Before the drought, before the bushfires, before Coronavirus – regional media was in trouble.
Following decades of contraction, newsroom closures are now occurring at an accelerated rate. In June last year, WIN News shut its bureaus in Orange, Wagga Wagga, Albury and Bundaberg. At the start of March, it was announced the Australian Associated Press will soon cease with the loss of 180 jobs. More recently we lost a number of small Victorian regional newspapers and News Corp announced an end to printing of 60 regional papers across the country.
These closures cannot be measured in raw dollars terms, they impact entire communities and cost us culturally, economically, even democratically.
Rural media places journalists in our courtrooms and council chambers. These journalists follow state and federal politics and hold local state and federal politicians, such as myself, to account.
But I am not just the occasional subject of the local news, I am also an avid consumer. As a member of my community, I am connected to and saddened by the loss of each and every local journalist.
Regional journalists cover more than politics and courts, they cover community. They follow sports and venture into our schools and aged-care facilities, our churches and our clubs. They attend our local festivals and events, our plays and our musicals. These journalists cover our culture – explain it, curate it, disseminate and store it.
These journalists also guard against corruption.
Studies out of the UK, the US and Australia indicate where local media closes, communities suffer a commensurate rise in corruption, political disengagement and a heightened distrust in public institutions.
The author of a 2016 King’s College London study, Dr Martin Moore, observed, “We can all have our own social media account, but when local papers are depleted or in some cases simply don’t exist, people lose a communal voice. They feel angry, not listened to and more likely to believe malicious rumour.”
In 2019, Australia’s Public Interest Journalism Initiative found that a third of Local Government Areas reported no journalists attended local government meetings. That year’s Australian Local Government Association annual report lamented “a large part of local government business goes entirely unscrutinised and unreported.”
In the United States, the term “news desert” has been coined. A recent Harvard Business Review claimed, “the demise of local newspapers (is) linked to a rise in local corruption and an increase in polarisation, as news consumers rely more on partisan-influenced national outlets for their information.”
So, what is going wrong?
Ask any editor or advertising manager and you will receive a different answer which amounts to the same answer. The editor will tell you the online media giants, primarily Google and Facebook, are stealing their content. The ad manager will tell you the same entities are taking the revenue. This is particularly concerning when considering Google and Facebook do not create content, they merely collate and serve someone else’s in one form or another.
For two decades local media have been struggling with how to transform themselves onto digital platforms to varying degrees of success. Many have been extremely innovative. They have experimented with paywalls of various types, paywalls that most have cast down during the Coronavirus Crisis to give their communities free access to the latest vital information.

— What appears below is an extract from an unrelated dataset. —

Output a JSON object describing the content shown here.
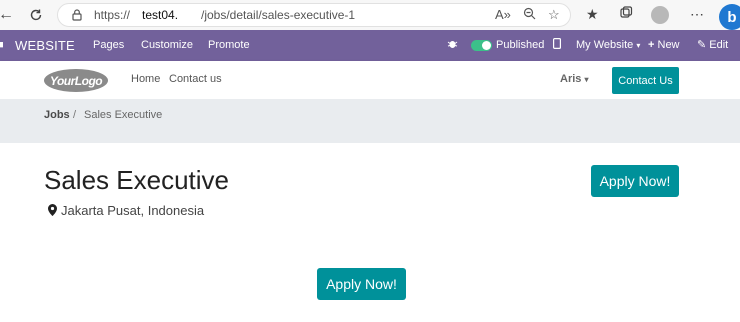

Online news traffic has reportedly surged by more than 100 per cent in recent months as rural and regional Australians flock to dedicated, reliable local news services. Simultaneously sources of advertising are plummeting as regional businesses stand-down or close.
The Victorian State and Federal Governments have recently made welcomed moves to assist regional media with millions of dollars in relief packages. Last week the ACCC pledged a new framework to force Google and Facebook to pay for regional news content. And yet, despite all of these important measures we are still seeing closures, our local media is still under threat.
If we wish to maintain a healthy and vibrant media now and when we emerge on the other side of this crisis regional media needs this government support, but it also needs the support of local communities. The alternative is a future without regional media which is a bleak future indeed.